▸ TO DO
Retype, exactly and completely, the listing that comes next, skipping its images.
--
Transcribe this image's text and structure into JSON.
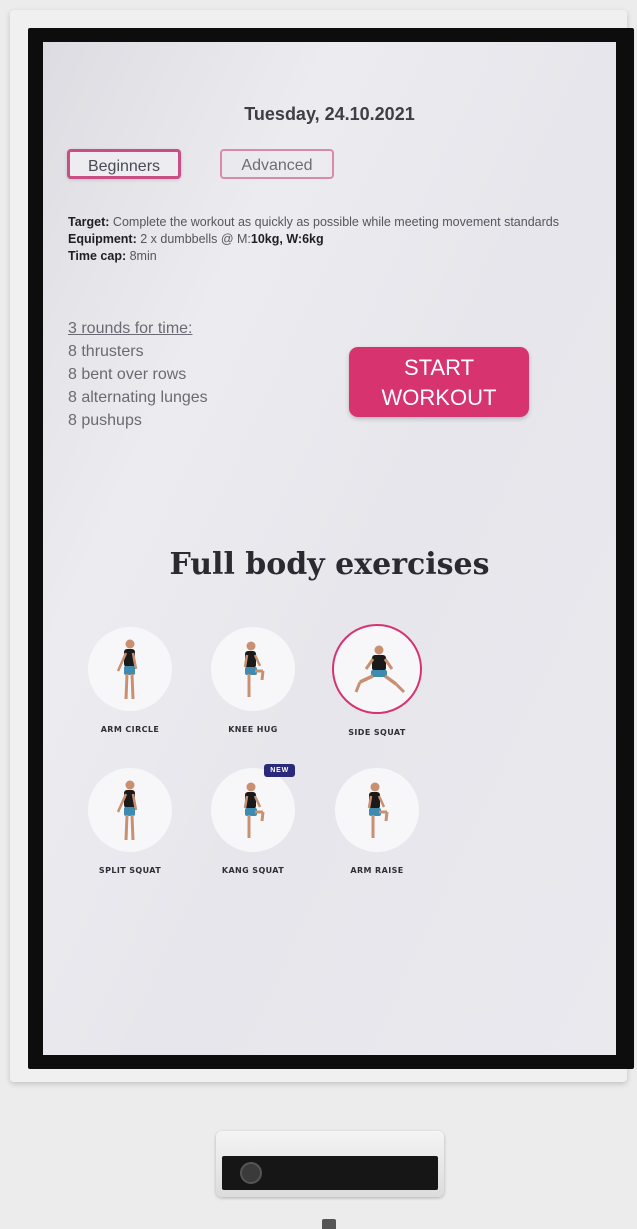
{
  "header": {
    "date": "Tuesday, 24.10.2021"
  },
  "tabs": [
    {
      "label": "Beginners",
      "selected": true
    },
    {
      "label": "Advanced",
      "selected": false
    }
  ],
  "workout_info": {
    "target_label": "Target:",
    "target_text": "Complete the workout as quickly as possible while meeting movement standards",
    "equipment_label": "Equipment:",
    "equipment_text": "2 x dumbbells @ M:",
    "equipment_weights": "10kg, W:6kg",
    "timecap_label": "Time cap:",
    "timecap_text": "8min"
  },
  "routine": {
    "header": "3 rounds for time:",
    "items": [
      "8 thrusters",
      "8 bent over rows",
      "8 alternating lunges",
      "8 pushups"
    ]
  },
  "start_button": {
    "line1": "START",
    "line2": "WORKOUT"
  },
  "exercises_section": {
    "title": "Full body exercises",
    "items": [
      {
        "label": "ARM CIRCLE",
        "pose": "standing-arm",
        "selected": false,
        "badge": ""
      },
      {
        "label": "KNEE HUG",
        "pose": "knee-raise",
        "selected": false,
        "badge": ""
      },
      {
        "label": "SIDE SQUAT",
        "pose": "side-squat",
        "selected": true,
        "badge": ""
      },
      {
        "label": "SPLIT SQUAT",
        "pose": "standing-arm",
        "selected": false,
        "badge": ""
      },
      {
        "label": "KANG SQUAT",
        "pose": "knee-raise",
        "selected": false,
        "badge": "NEW"
      },
      {
        "label": "ARM RAISE",
        "pose": "knee-raise",
        "selected": false,
        "badge": ""
      }
    ]
  },
  "colors": {
    "accent": "#d6336f",
    "badge": "#2b2a7a",
    "shirt": "#1a1a1a",
    "shorts": "#3f8bb0",
    "skin": "#c89070"
  }
}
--
▸ SOLVED EXERCISE
Transcribe this image's text and structure into JSON.
{
  "header": {
    "date": "Tuesday, 24.10.2021"
  },
  "tabs": [
    {
      "label": "Beginners",
      "selected": true
    },
    {
      "label": "Advanced",
      "selected": false
    }
  ],
  "workout_info": {
    "target_label": "Target:",
    "target_text": "Complete the workout as quickly as possible while meeting movement standards",
    "equipment_label": "Equipment:",
    "equipment_text": "2 x dumbbells @ M:",
    "equipment_weights": "10kg, W:6kg",
    "timecap_label": "Time cap:",
    "timecap_text": "8min"
  },
  "routine": {
    "header": "3 rounds for time:",
    "items": [
      "8 thrusters",
      "8 bent over rows",
      "8 alternating lunges",
      "8 pushups"
    ]
  },
  "start_button": {
    "line1": "START",
    "line2": "WORKOUT"
  },
  "exercises_section": {
    "title": "Full body exercises",
    "items": [
      {
        "label": "ARM CIRCLE",
        "pose": "standing-arm",
        "selected": false,
        "badge": ""
      },
      {
        "label": "KNEE HUG",
        "pose": "knee-raise",
        "selected": false,
        "badge": ""
      },
      {
        "label": "SIDE SQUAT",
        "pose": "side-squat",
        "selected": true,
        "badge": ""
      },
      {
        "label": "SPLIT SQUAT",
        "pose": "standing-arm",
        "selected": false,
        "badge": ""
      },
      {
        "label": "KANG SQUAT",
        "pose": "knee-raise",
        "selected": false,
        "badge": "NEW"
      },
      {
        "label": "ARM RAISE",
        "pose": "knee-raise",
        "selected": false,
        "badge": ""
      }
    ]
  },
  "colors": {
    "accent": "#d6336f",
    "badge": "#2b2a7a",
    "shirt": "#1a1a1a",
    "shorts": "#3f8bb0",
    "skin": "#c89070"
  }
}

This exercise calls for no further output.